Balje, O. E., 1981, Turbomachines. A Guide to Design, Selection and Theory, John Wiley and Sons, New York.
Rohlik, H., 1972, “Radial Inflow Turbines,” Turbine Design and Application, A. J.Glassman, ed., Vol. 1–3, NASA, pp. 388.
Drescher, U., and Brüggemann, D., 2007, “Fluid Selection for the Organic Rankine Cycle (ORC) in Biomass Power and Heat Plants,” Appl. Thermal Eng., 27, pp. 223–228. [CrossRef]

Figures

Grahic Jump Location
Fig. 1

Process flow diagram of the ORC power system based on high-speed turbogenerator technology

Grahic Jump Location
Fig. 2

Cutout of a typical high-speed ORC turbogenerator developed and manufactured at the LUT fluid dynamics laboratory

Grahic Jump Location
Fig. 3

Temperature diagram of the evaporator.

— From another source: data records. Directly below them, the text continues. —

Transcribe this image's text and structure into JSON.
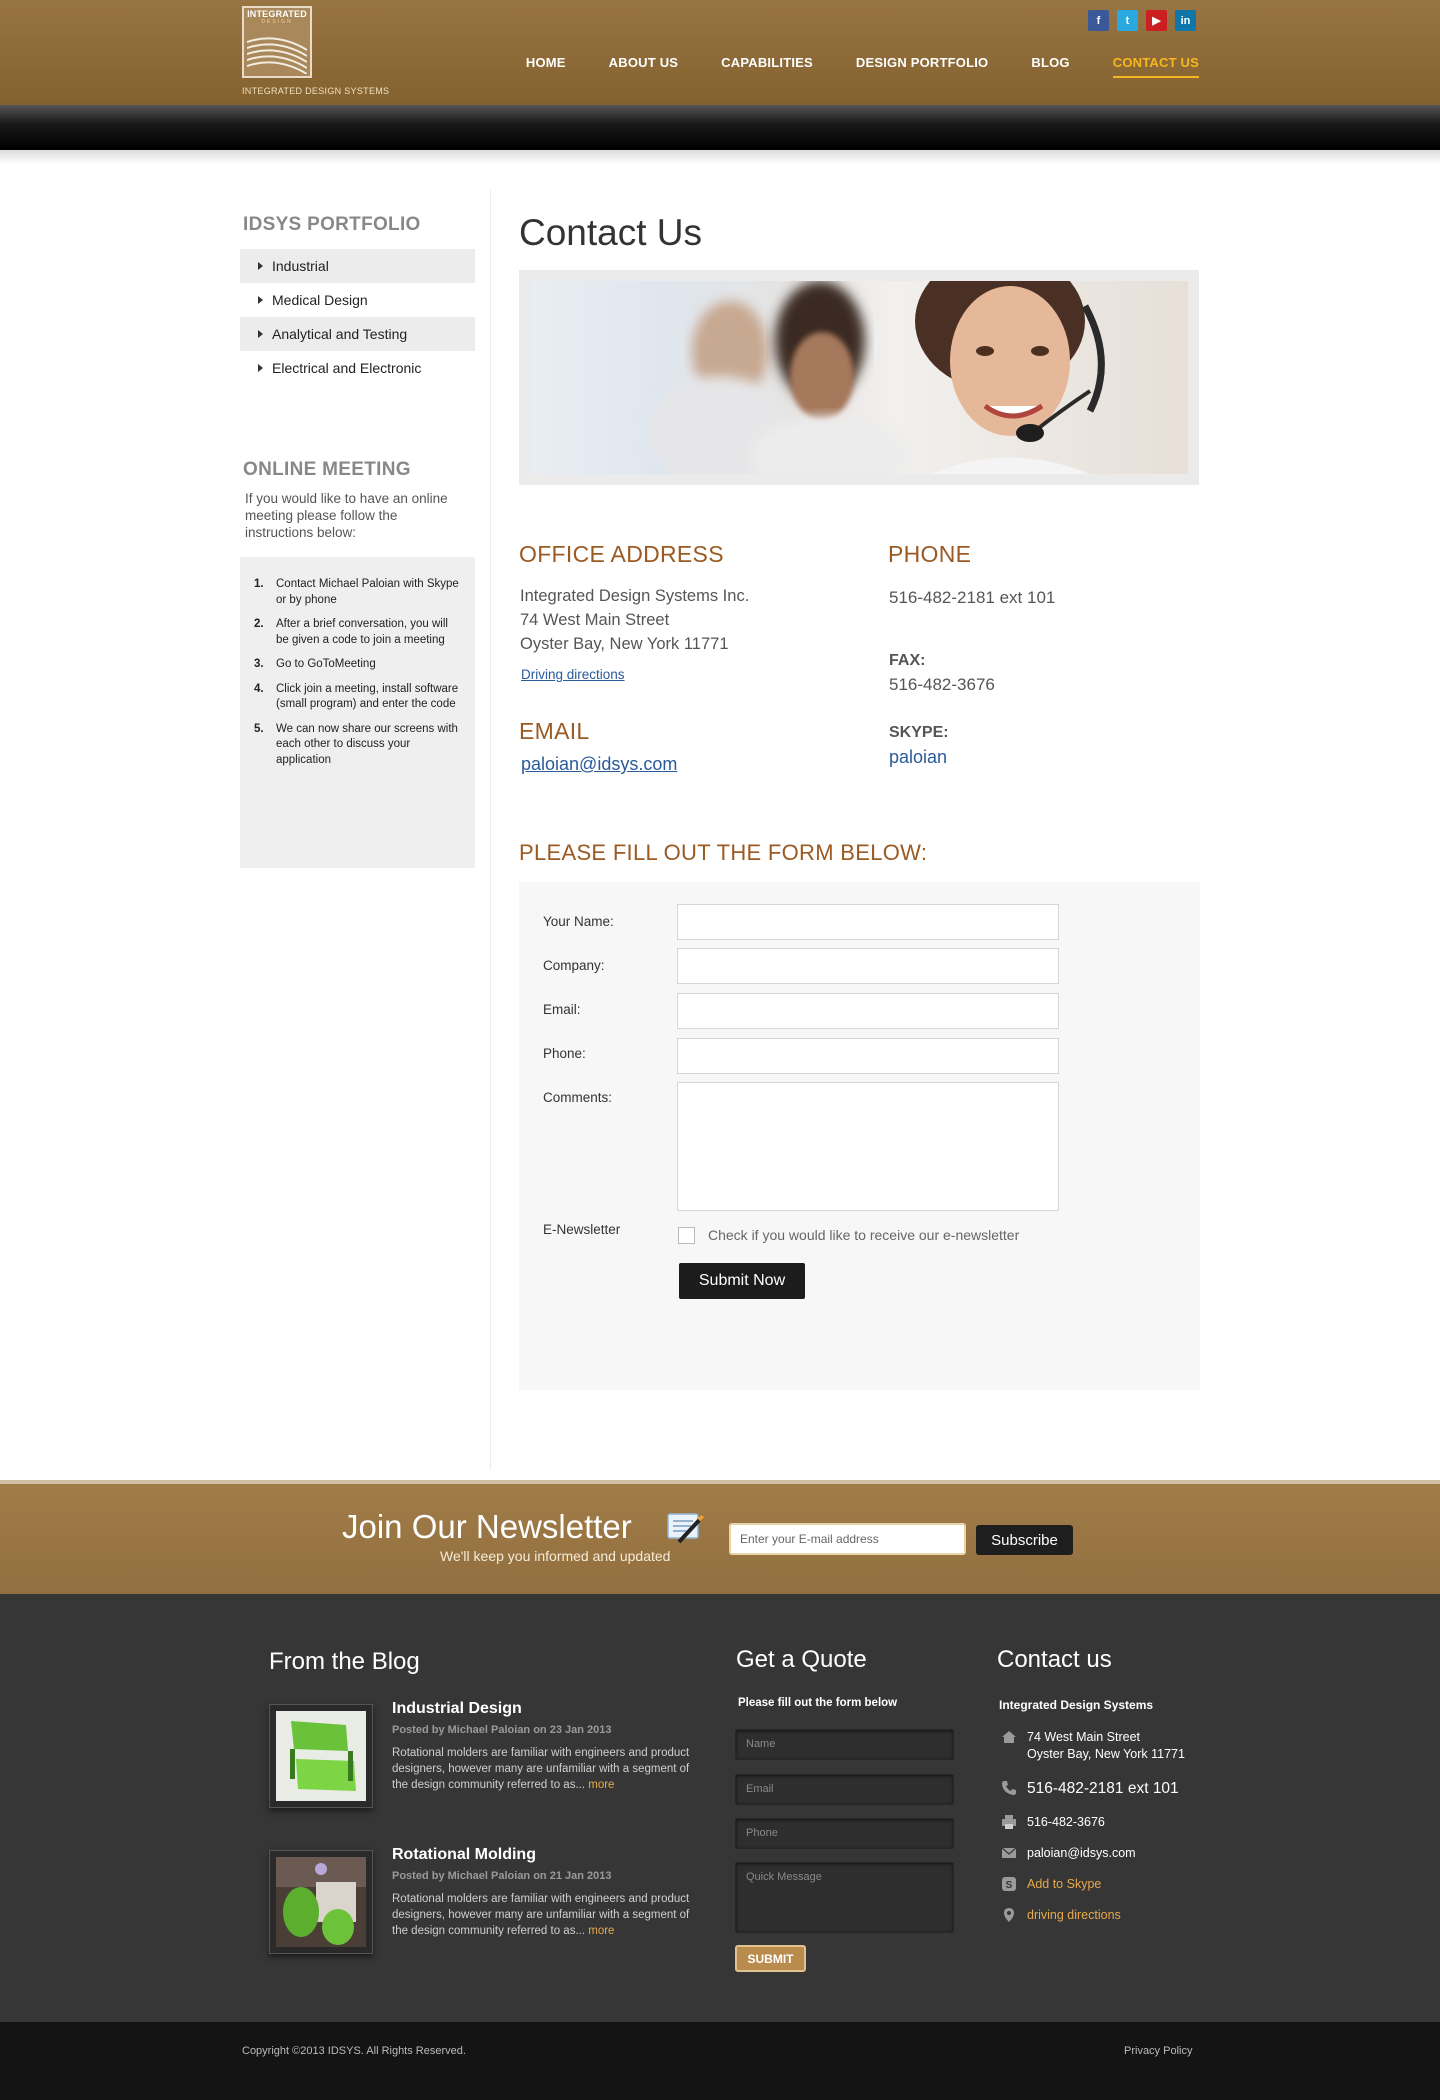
{
  "header": {
    "logo_word": "INTEGRATED",
    "logo_word2": "DESIGN",
    "logo_caption": "INTEGRATED DESIGN SYSTEMS",
    "social": [
      "f",
      "t",
      "▶",
      "in"
    ],
    "nav": [
      "HOME",
      "ABOUT US",
      "CAPABILITIES",
      "DESIGN PORTFOLIO",
      "BLOG",
      "CONTACT US"
    ],
    "active_nav": "CONTACT US"
  },
  "sidebar": {
    "portfolio_title": "IDSYS PORTFOLIO",
    "portfolio_items": [
      "Industrial",
      "Medical Design",
      "Analytical and Testing",
      "Electrical and Electronic"
    ],
    "meeting_title": "ONLINE MEETING",
    "meeting_intro": "If you would like to have an online meeting please follow the instructions below:",
    "steps": [
      "Contact Michael Paloian with Skype or by phone",
      "After a brief conversation, you will be given a code to join a meeting",
      "Go to GoToMeeting",
      "Click join a meeting, install software (small program) and enter the code",
      "We can now share our screens with each other to discuss your application"
    ]
  },
  "main": {
    "title": "Contact Us",
    "office_heading": "OFFICE ADDRESS",
    "office_lines": [
      "Integrated Design Systems Inc.",
      "74 West Main Street",
      "Oyster Bay, New York 11771"
    ],
    "directions_link": "Driving directions",
    "email_heading": "EMAIL",
    "email": "paloian@idsys.com",
    "phone_heading": "PHONE",
    "phone": "516-482-2181 ext 101",
    "fax_label": "FAX:",
    "fax": "516-482-3676",
    "skype_label": "SKYPE:",
    "skype": "paloian",
    "form_heading": "PLEASE FILL OUT THE FORM BELOW:",
    "form": {
      "name_label": "Your Name:",
      "company_label": "Company:",
      "email_label": "Email:",
      "phone_label": "Phone:",
      "comments_label": "Comments:",
      "newsletter_label": "E-Newsletter",
      "newsletter_check": "Check if you would like to receive our e-newsletter",
      "submit": "Submit Now"
    }
  },
  "newsletter": {
    "title": "Join Our Newsletter",
    "subtitle": "We'll keep you informed and updated",
    "placeholder": "Enter your E-mail address",
    "button": "Subscribe"
  },
  "footer": {
    "blog_heading": "From the Blog",
    "posts": [
      {
        "title": "Industrial Design",
        "meta": "Posted by Michael Paloian on 23 Jan 2013",
        "text": "Rotational molders are familiar with engineers and product designers, however many are unfamiliar with a segment of the design community referred to as...",
        "more": "more"
      },
      {
        "title": "Rotational Molding",
        "meta": "Posted by Michael Paloian on 21 Jan 2013",
        "text": "Rotational molders are familiar with engineers and product designers, however many are unfamiliar with a segment of the design community referred to as...",
        "more": "more"
      }
    ],
    "quote_heading": "Get a Quote",
    "quote_sub": "Please fill out the form below",
    "quote_fields": [
      "Name",
      "Email",
      "Phone",
      "Quick Message"
    ],
    "quote_submit": "SUBMIT",
    "contact_heading": "Contact us",
    "contact_name": "Integrated Design Systems",
    "contact_address_1": "74 West Main Street",
    "contact_address_2": "Oyster Bay, New York 11771",
    "contact_phone": "516-482-2181  ext 101",
    "contact_fax": "516-482-3676",
    "contact_email": "paloian@idsys.com",
    "contact_skype": "Add to Skype",
    "contact_directions": "driving directions",
    "copyright": "Copyright ©2013 IDSYS. All Rights Reserved.",
    "privacy": "Privacy Policy"
  },
  "colors": {
    "header_brown": "#8d6a3a",
    "accent_orange": "#f7b81f",
    "heading_rust": "#9a5a22",
    "link_blue": "#2a5a9a",
    "footer_dark": "#363636"
  }
}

The working fluid is siloxane D4.

Grahic Jump Location
Fig. 4

Temperature diagram of the recuperator. The working fluid is siloxane D4.

Grahic Jump Location
Fig. 5

Temperature diagram of the condenser. The working fluid is siloxane D4.

Grahic Jump Location
Fig. 6

ORC process net electric power, Pe,net

Grahic Jump Location
Fig. 7

ORC process net electric efficiency, ηe,net

Grahic Jump Location
Fig. 8

The effect of the condensation temperature, Tc, on the net electric power output, Pe,net (pressure losses are neglected)

Grahic Jump Location
Fig. 9

The effect of the condensation temperature, Tc, on the net electric efficiency, ηe,net (pressure losses are neglected)

Grahic Jump Location
Fig. 10

The effect of the condensing temperature, Tc on the turbine volume ratio vt,out/vt,in

Grahic Jump Location
Fig. 11

The effect of the condensing temperature, Tc on the pressure ratio pt/pc

Grahic Jump Location
Fig. 12

The effect of the condensing temperature, Tc on the condensing pressure, pc

Grahic Jump Location
Fig. 13

The effect of the turbine efficiency, ηt on the electric power output, Pe,net

Tables

Errata

Discussions

Some tools below are only available to our subscribers or users with an online account.

Related Content

Customize your page view by dragging and repositioning the boxes below.

Related Journal Articles
Related eBook Content
Topic Collections

Sorry! You do not have access to this content. For assistance or to subscribe, please contact us:

  • TELEPHONE: 1-800-843-2763 (Toll-free in the USA)
  • EMAIL: asmedigitalcollection@asme.org
Sign In